The Academic Dean oversees major faculty and research activities at the school, including appointments, sponsored research, the faculty budget, and the Faculty Steering Committee.
Faculty may access KNet for additional information, including academic programs, policies and procedures.
Academic Dean Archon Fung is the Ford Foundation Professor of Democracy and Citizenship. He co-directs the Transparency Policy Project. He guides a suite of activities at the Ash Center for Democratic Governance and Innovation that explore possibilities for deepening the quality of democratic governance. He is also a faculty chair of the Harvard Kennedy School's joint degree program with the Harvard Law School, faculty chair of the Executive Education Program on "Creating Collaborative Solutions," and regularly teaches the professional ethics course of the Masters of Public Policy Program. He co-founded participedia.net (http://participedia.net/), a digital open-source repository that documents participatory governance efforts around the world. He serves on the governing, advisory, and editorial boards of several organizations working in the civic engagement and democracy space, including Everyday Democracy, the Deliberative Democracy Consortium, GoodGuide, the Politics & Society journal, and the Boston Review magazine.
Professor Fung is a political scientist and democratic theorist. His research aims to understand how public participation, deliberation, and transparency can make contemporary public governance more fair and effective. He focuses on identifying and understanding the dynamics and consequences of innovative institutional designs, policies, programs, and organizations that attempt to create more potent avenues for citizen engagement in areas like regulation, public accountability, urban planning, and public services.

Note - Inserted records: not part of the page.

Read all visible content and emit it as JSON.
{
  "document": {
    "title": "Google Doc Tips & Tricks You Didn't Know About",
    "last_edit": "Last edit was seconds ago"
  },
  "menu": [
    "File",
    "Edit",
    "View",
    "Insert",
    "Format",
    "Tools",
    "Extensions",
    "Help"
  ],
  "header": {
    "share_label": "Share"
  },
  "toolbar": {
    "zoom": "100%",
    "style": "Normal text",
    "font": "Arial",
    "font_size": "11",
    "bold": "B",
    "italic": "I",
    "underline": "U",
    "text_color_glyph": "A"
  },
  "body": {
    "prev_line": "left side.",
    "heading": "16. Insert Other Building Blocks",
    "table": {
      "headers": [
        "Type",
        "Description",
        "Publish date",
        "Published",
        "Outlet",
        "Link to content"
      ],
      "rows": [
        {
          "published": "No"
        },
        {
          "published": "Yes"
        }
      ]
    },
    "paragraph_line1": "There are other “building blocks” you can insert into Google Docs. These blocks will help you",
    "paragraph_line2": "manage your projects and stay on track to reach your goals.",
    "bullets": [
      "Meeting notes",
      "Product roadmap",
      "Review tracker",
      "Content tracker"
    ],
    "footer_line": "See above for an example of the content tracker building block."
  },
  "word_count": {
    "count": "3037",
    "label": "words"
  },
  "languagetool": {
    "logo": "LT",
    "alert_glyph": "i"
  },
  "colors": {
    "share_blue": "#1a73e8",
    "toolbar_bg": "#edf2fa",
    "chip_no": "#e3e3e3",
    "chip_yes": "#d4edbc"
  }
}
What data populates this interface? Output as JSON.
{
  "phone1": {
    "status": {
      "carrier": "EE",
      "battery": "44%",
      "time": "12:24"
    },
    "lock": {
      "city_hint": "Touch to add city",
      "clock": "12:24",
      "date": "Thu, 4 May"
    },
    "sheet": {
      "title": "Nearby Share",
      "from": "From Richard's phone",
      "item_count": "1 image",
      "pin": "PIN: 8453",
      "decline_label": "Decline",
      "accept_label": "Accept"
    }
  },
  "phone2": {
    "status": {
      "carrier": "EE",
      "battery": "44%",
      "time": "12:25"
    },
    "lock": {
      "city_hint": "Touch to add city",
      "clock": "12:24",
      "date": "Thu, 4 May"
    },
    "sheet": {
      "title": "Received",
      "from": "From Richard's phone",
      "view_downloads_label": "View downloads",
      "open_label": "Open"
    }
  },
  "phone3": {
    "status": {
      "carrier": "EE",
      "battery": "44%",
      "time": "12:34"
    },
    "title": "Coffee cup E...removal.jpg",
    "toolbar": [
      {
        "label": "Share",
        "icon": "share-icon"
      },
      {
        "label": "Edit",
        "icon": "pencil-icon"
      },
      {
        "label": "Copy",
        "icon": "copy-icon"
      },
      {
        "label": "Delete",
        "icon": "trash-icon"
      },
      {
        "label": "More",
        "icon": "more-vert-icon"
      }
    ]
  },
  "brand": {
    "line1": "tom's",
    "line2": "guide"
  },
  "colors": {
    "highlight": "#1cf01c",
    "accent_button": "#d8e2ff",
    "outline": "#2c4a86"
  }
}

His books include Full Disclosure: The Perils and Promise of Transparency (Cambridge University Press, with Mary Graham and David Weil) and Empowered Participation: Reinventing Urban Democracy (Princeton University Press). He has authored or co-authored five books, four edited collections, and over fifty articles, book chapters, and reviews appearing in journals including American Political Science Review, Perspectives in Politics, Public Administration Review, Science, Political Theory, Journal of Political Philosophy, Politics and Society, Governance, and Journal of Policy and Management.
He received his Ph.D. in Political Science and Bachelor degrees in Physics and Philosophy from the Massachusetts Institute of Technology. He joined the Harvard Kennedy School as an Assistant Professor in 1999 and was made Full Professor in 2008. He lives in Brookline, Massachusetts with his wife Deborah and their two boys. He usually commutes to Cambridge on his bicycle.